Stunningly beautiful with killer views of the mountains! It was Elk mating season so we fell asleep to the elk mating calls and awe inspiring is an understatement!
This is a beautiful campground which has bathrooms and many campsites. It offers the opportunity to see many types of animals including bears in the park a spare boxes. We have stayed at this park in the spring fall and winter when it was 18° And got the Opportunity to see the animals in the snow and the peace and quiet at the park. It’s definitely a go to place.
I visited RMNP during early Sept when COVID precautions were still in effect. They were limiting camping and park entry to 40% capacity. The campground was still very noisy due to lots of families making the trip from Denver. Perfect place for kids as the bathrooms are centrally located and the campground gets frequent furry visitors. My review includes a video of a few deer that made their way through my campsite one morning.
The showers are SOLAR SHOWER areas, which means you need to bring a solar shower bag if you want to shower. They are available at most sporting goods/outdoor places in the area. There was a dish washing station available and Bear boxes (make sure you store food/cooking equipment properly). The bathrooms were clean but you may have to wait in line as they tend to be a busy place between 7am-9am as well as 6pm-9pm.
Morraine is a good location and I would strongly recommend waking up early one morning to get some photos of sunrise at Sprague Lake. My review also includes a photo and video of some Elk that caused a minor traffic jam near the parking lot of Sprague Lake. I also included a photo of the sunrise from Sprague Lake. This area is known for beautiful reflection photography but the wind made that difficult for me during my stay.
Overall I think RMNP is underrated due to it’s size. It offers some amazing wildlife viewing opportunities and absolutely stunning mountain views.
This was on my camping bucket list for years! I was so excited to go, but, it wasn’t as amazing as I hoped…..
First you’re in RMNP which is, unbelievable to begin with… BUT Moraine campground is so small all the campers are right on top of each other, it’s not even peaceful.
We had an RV site, not hook ups, which isn’t a problem, but the site was so small and the road was heavily trafficked.

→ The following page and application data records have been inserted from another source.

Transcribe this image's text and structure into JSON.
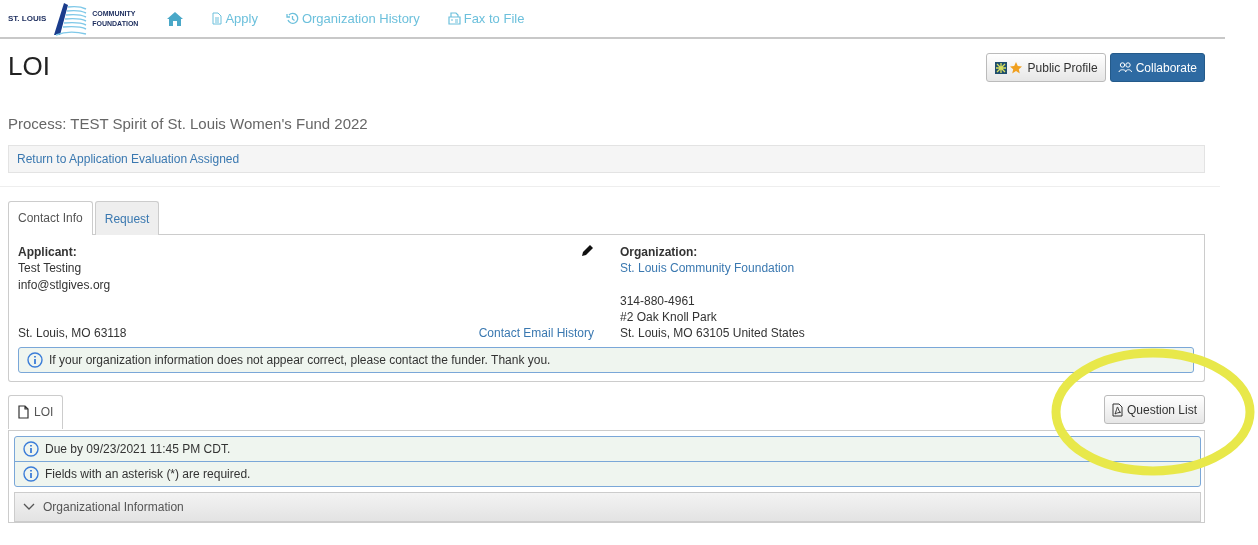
{
  "logo": {
    "name": "ST. LOUIS",
    "tagline_1": "COMMUNITY",
    "tagline_2": "FOUNDATION"
  },
  "nav": [
    {
      "kind": "home"
    },
    {
      "kind": "doc",
      "label": "Apply"
    },
    {
      "kind": "history",
      "label": "Organization History"
    },
    {
      "kind": "fax",
      "label": "Fax to File"
    }
  ],
  "page": {
    "title": "LOI",
    "buttons": [
      {
        "kind": "profile",
        "label": "Public Profile"
      },
      {
        "kind": "collaborate",
        "label": "Collaborate"
      }
    ],
    "process": "Process: TEST Spirit of St. Louis Women's Fund 2022",
    "return_link": "Return to Application Evaluation Assigned"
  },
  "contact_tabs": [
    {
      "label": "Contact Info",
      "selected": true
    },
    {
      "label": "Request",
      "selected": false
    }
  ],
  "applicant": {
    "heading": "Applicant:",
    "name": "Test Testing",
    "email": "info@stlgives.org",
    "city": "St. Louis, MO 63118",
    "history_link": "Contact Email History"
  },
  "organization": {
    "heading": "Organization:",
    "name": "St. Louis Community Foundation",
    "phone": "314-880-4961",
    "address": "#2 Oak Knoll Park",
    "city": "St. Louis, MO 63105 United States"
  },
  "contact_notice": "If your organization information does not appear correct, please contact the funder. Thank you.",
  "form_tabs": [
    {
      "label": "LOI",
      "selected": true
    }
  ],
  "question_list_button": "Question List",
  "form_notices": [
    "Due by 09/23/2021 11:45 PM CDT.",
    "Fields with an asterisk (*) are required."
  ],
  "sections": [
    {
      "title": "Organizational Information",
      "expanded": true
    }
  ]
}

The rangers were on top of it, which, is their job, but when you’re there three days, and are approached by rangers three times when there’s absolutely nothing you’re doing wrong, it’s excessive. They job pop by to “check in” … ugh. Thanks mom!
The ups are the unbelievable scenery! We saw elk, and marmots, and Turkey and big horn sheep. The scenery is unmatched.
If I was to do it again, I’d stay in a fancy hotel in Estes.
We were on site B191. This was a great site on the edge of the park. We saw the whole Milky Way one night with clear skies. Great access to park and ride as well as other parts of the park. We only had pit toilets but they did not smell bad. Would definitely go back.
This is my go to campground for new or inexperienced campers. I also loved taking my Girl Scout troop here.
My suggestion is to go in September for Elk Rutting season!
Just got back from an AMAZING camping trip here. We have stayed at two different campsites within Rocky Mountain National Park over the past year and this one was probably my favorite site. It provided so much privacy, a great view, clean restroom facilities, perfect hammocking trees and a rad nighttime panoramic view of the stars. There are great walking trails, but it’s also a very short drive from the hiking trails to different lakes and falls. My wife and I would certainly would recommend!